Also on TheStreet, contributor Jonathan Heller wondered aloud about the Facebook IPO in clear-headed and ultimately indifferent fashion: The bottom line is that I don't understand the math. I don't see how Facebook is worth $100 billion ... The common thread with all the IPOs I've mentioned is that each of the companies offers useful products or services, but there's a disconnect between their utility and the valuation of these companies. That's not uncommon. IPOs often generate investor interest that drives prices far higher than the company's true value. Sometimes it takes a while for the dust to settle.
I would ask Heller to throw conventional ideas about valuation out of the window. You're bound to drive yourself certifiably insane if you don't.
First of all, as he acknowledged, this is a multi-billion dollar company. And, as Fuchs nicely described in his video, social media is in its infancy. Mobile advertising has barely begun to bloom. If GM wants to hop off of the bandwagon already, so be it.

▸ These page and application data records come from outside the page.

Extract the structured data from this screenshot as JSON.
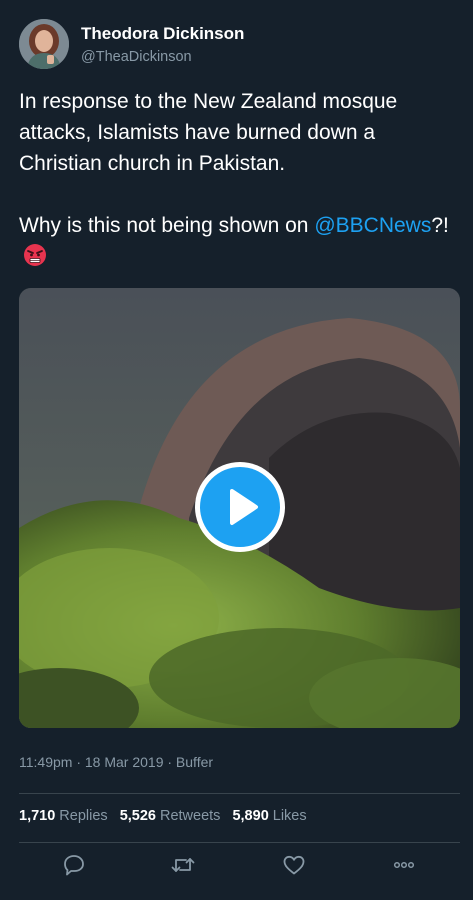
{
  "tweet": {
    "author": {
      "name": "Theodora Dickinson",
      "handle": "@TheaDickinson"
    },
    "text": {
      "line1": "In response to the New Zealand mosque attacks, Islamists have burned down a Christian church in Pakistan.",
      "line2_prefix": "Why is this not being shown on ",
      "mention": "@BBCNews",
      "line2_suffix": "?!",
      "emoji_icon": "angry-face-icon"
    },
    "media": {
      "type": "video",
      "play_icon": "play-icon"
    },
    "meta": "11:49pm · 18 Mar 2019 · Buffer",
    "stats": {
      "replies_count": "1,710",
      "replies_label": "Replies",
      "retweets_count": "5,526",
      "retweets_label": "Retweets",
      "likes_count": "5,890",
      "likes_label": "Likes"
    },
    "actions": [
      "reply-icon",
      "retweet-icon",
      "like-icon",
      "more-icon"
    ]
  },
  "colors": {
    "background": "#15202b",
    "accent": "#1da1f2",
    "secondary_text": "#8899a6",
    "divider": "#38444d"
  }
}
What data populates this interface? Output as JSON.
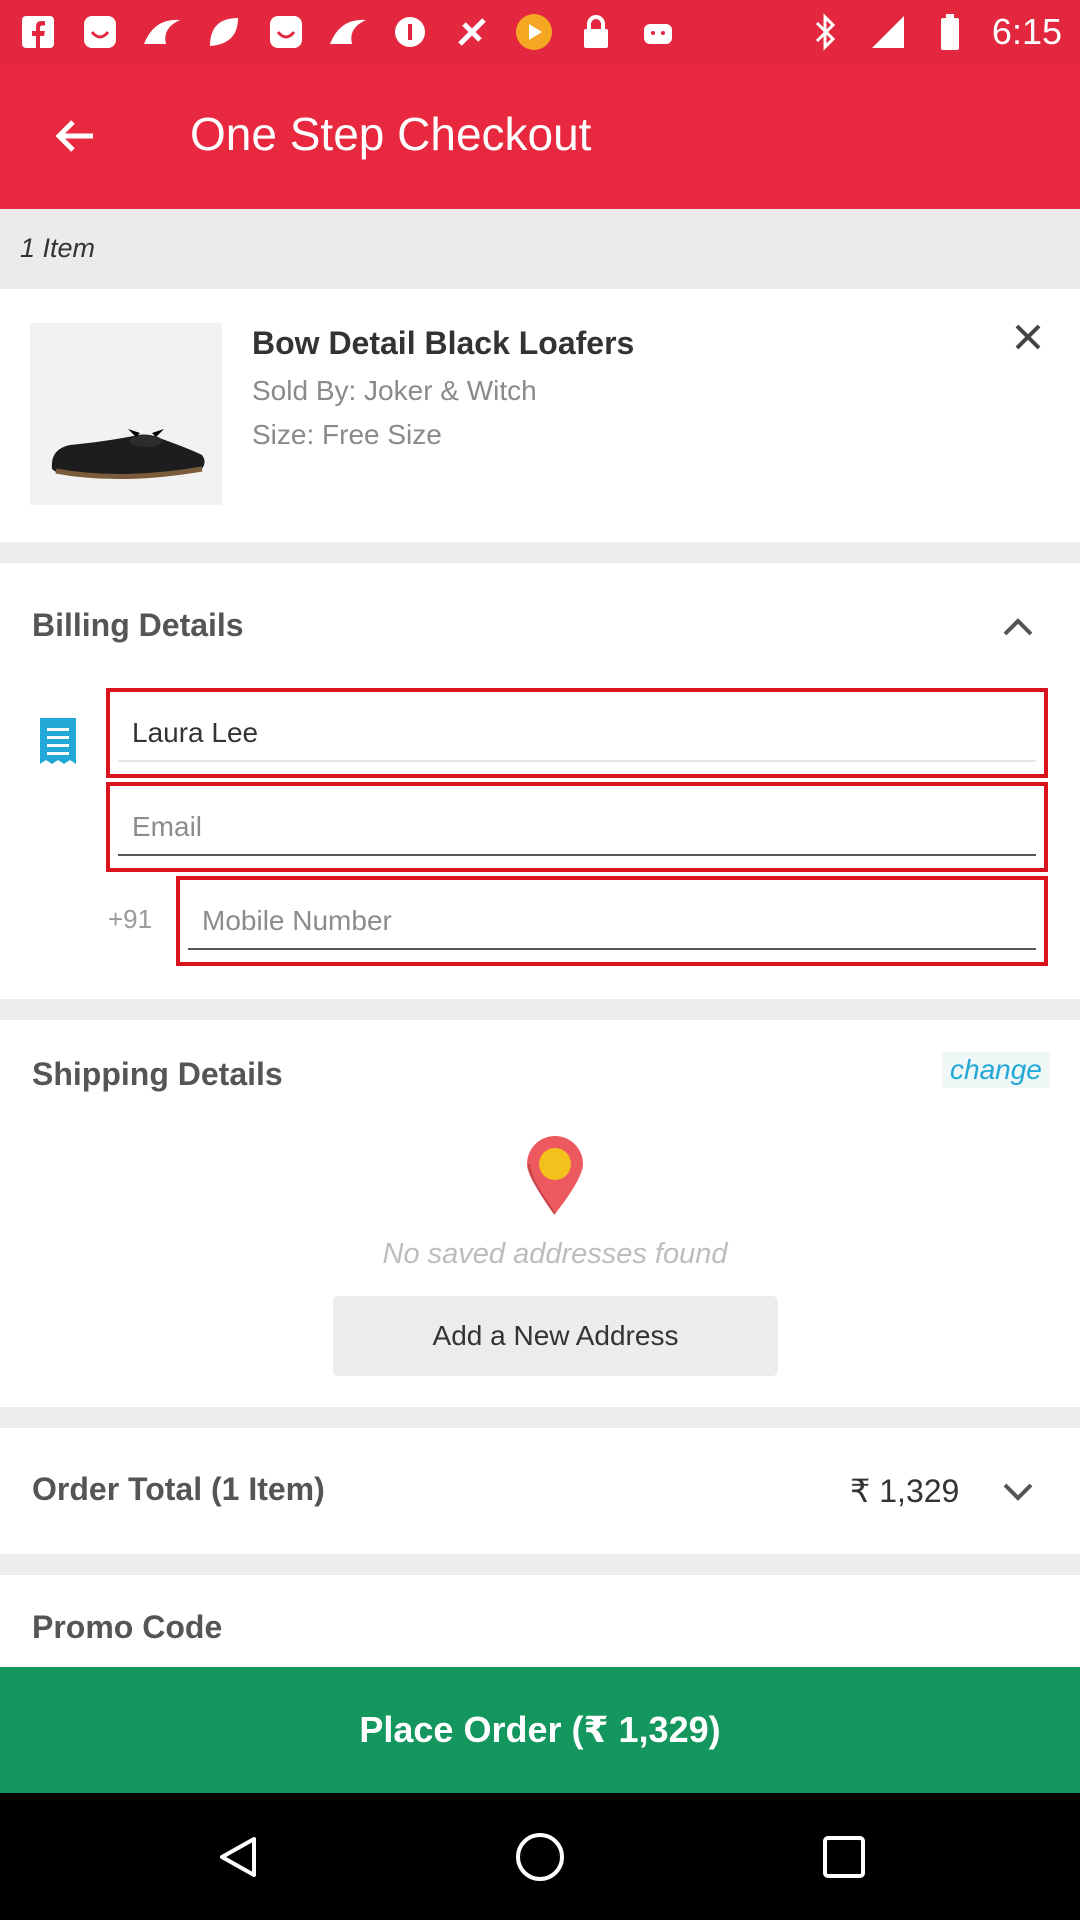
{
  "status_bar": {
    "time": "6:15",
    "left_icons": [
      "facebook-icon",
      "smiley-app-icon",
      "brush-app-icon",
      "leaf-app-icon",
      "smiley-app-icon-2",
      "brush-app-icon-2",
      "pause-icon",
      "satellite-icon",
      "play-badge-icon",
      "lock-icon",
      "android-icon"
    ],
    "right_icons": [
      "bluetooth-icon",
      "signal-icon",
      "battery-icon"
    ]
  },
  "app_bar": {
    "title": "One Step Checkout",
    "back_icon": "arrow-back-icon",
    "color": "#e8283f"
  },
  "cart": {
    "items_count": "1 Item",
    "product": {
      "name": "Bow Detail Black Loafers",
      "seller": "Sold By: Joker & Witch",
      "size": "Size:  Free Size",
      "image_icon": "loafer-shoe-image",
      "remove_icon": "close-icon"
    }
  },
  "billing": {
    "title": "Billing Details",
    "collapse_icon": "chevron-up-icon",
    "receipt_icon": "receipt-icon",
    "name_value": "Laura Lee",
    "email_placeholder": "Email",
    "country_code": "+91",
    "mobile_placeholder": "Mobile Number",
    "error_color": "#d9141e"
  },
  "shipping": {
    "title": "Shipping Details",
    "change_label": "change",
    "pin_icon": "map-pin-icon",
    "empty_message": "No saved addresses found",
    "add_address_label": "Add a New Address"
  },
  "order": {
    "title": "Order Total (1 Item)",
    "amount": "₹ 1,329",
    "expand_icon": "chevron-down-icon"
  },
  "promo": {
    "title": "Promo Code"
  },
  "place_order": {
    "label": "Place Order (₹ 1,329)",
    "color": "#14975e"
  },
  "nav_bar": {
    "icons": [
      "back-triangle-icon",
      "home-circle-icon",
      "recents-square-icon"
    ]
  }
}
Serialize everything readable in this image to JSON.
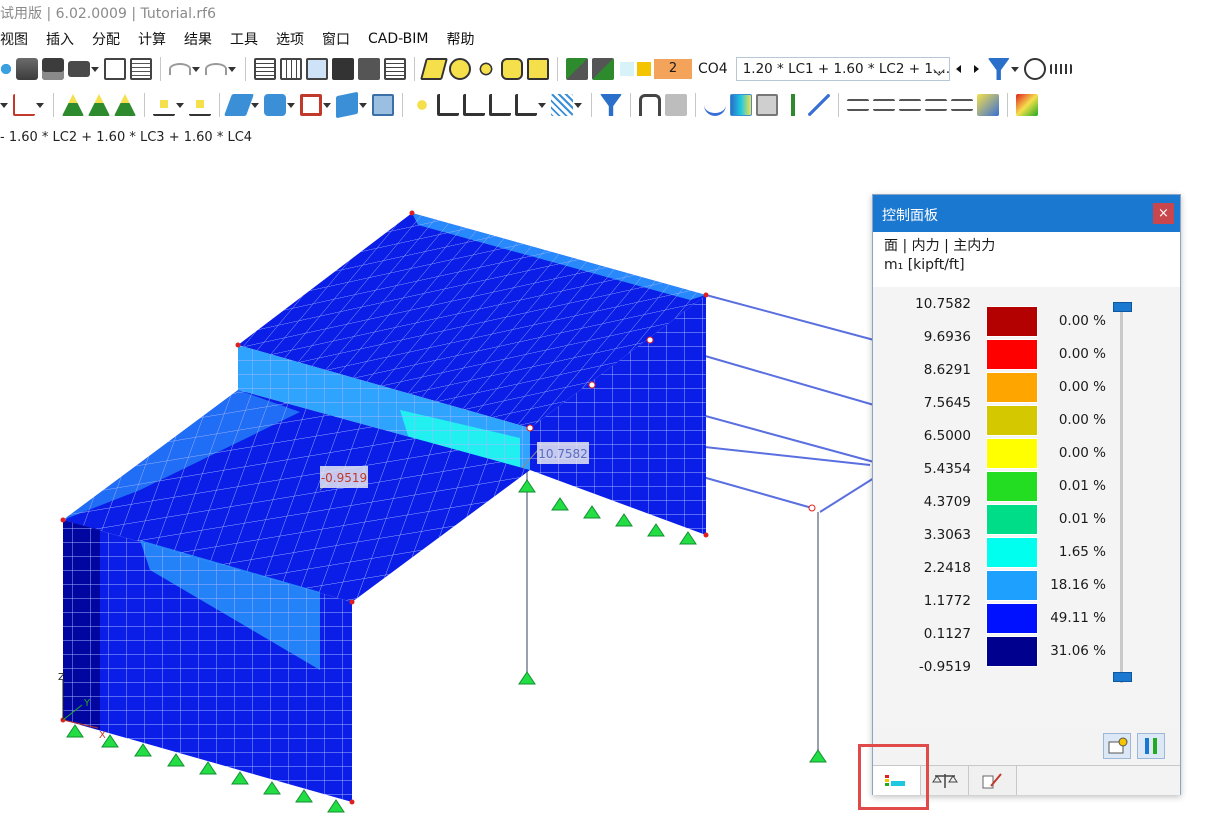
{
  "window": {
    "title": "试用版 | 6.02.0009 | Tutorial.rf6"
  },
  "menu": [
    "视图",
    "插入",
    "分配",
    "计算",
    "结果",
    "工具",
    "选项",
    "窗口",
    "CAD-BIM",
    "帮助"
  ],
  "loadcase": {
    "number": "2",
    "combo_id": "CO4",
    "formula": "1.20 * LC1 + 1.60 * LC2 + 1....",
    "full_line": "- 1.60 * LC2 + 1.60 * LC3 + 1.60 * LC4"
  },
  "model_labels": {
    "min": "-0.9519",
    "max": "10.7582",
    "axis_z": "Z",
    "axis_y": "Y",
    "axis_x": "X"
  },
  "panel": {
    "title": "控制面板",
    "close": "×",
    "subtitle": "面 | 内力 | 主内力",
    "quantity": "m₁ [kipft/ft]",
    "values": [
      "10.7582",
      "9.6936",
      "8.6291",
      "7.5645",
      "6.5000",
      "5.4354",
      "4.3709",
      "3.3063",
      "2.2418",
      "1.1772",
      "0.1127",
      "-0.9519"
    ],
    "colors": [
      "#b30000",
      "#ff0000",
      "#ffa500",
      "#d4c800",
      "#ffff00",
      "#22dd22",
      "#00dd88",
      "#00ffee",
      "#1ea0ff",
      "#0011ff",
      "#00008f"
    ],
    "percents": [
      "0.00 %",
      "0.00 %",
      "0.00 %",
      "0.00 %",
      "0.00 %",
      "0.01 %",
      "0.01 %",
      "1.65 %",
      "18.16 %",
      "49.11 %",
      "31.06 %"
    ]
  },
  "icons": {
    "panel_tabs": [
      "color-scale-icon",
      "balance-icon",
      "edit-settings-icon"
    ],
    "panel_buttons": [
      "settings-icon",
      "scale-range-icon"
    ]
  }
}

The folks who are hysterical about this development do not get two key things. First, advertising comes and goes from businesses that rely on it every day of the week. You probably have clients come and go consistently in your business. It's not uncommon. Heck, when I worked in radio I was personally responsible for blowing six-figure accounts off of the stations I yacked on with the most innocent slight of tongue.Second, Facebook does not have to be "effective" as an outlet for advertising in the traditional sense of the word. Chances are GM dealers are not going to have many customers walk into a showroom, sign on the line that is dotted for a new truck and note that Facebook referred me. It does not work that way. Facebook will not directly sell a big ticket item like a car for you. If you need them to, it's doubly obvious that you just do not get it. Ford (F) spokesmen Scott Monty honked the horn square on the steering wheel when he said: You just can't buy your way into Facebook. You need to have a credible presence and be doing innovative things. Individuals build their brands on Facebook every minute of every day. Your life could suck as bad as a Chevy, but nobody would know it. You use Facebook to craft the identity you wish reflected the real you. You're not selling anything. Your putting together the portrait you want to put in your "friends'" minds' eye when they think of you. If GM really thought Facebook is not effective, it would have saved a few million dollars more and pulled its page from the Web site. It did not do that, though. GM needs Facebook more than Facebook needs GM. The stodgy old company simply made a feeble attempt to prove a completely insignificant point. Facebook is overvalued. It's too big for its britches. Zuckerberg should start wearing a tie again. Whatever.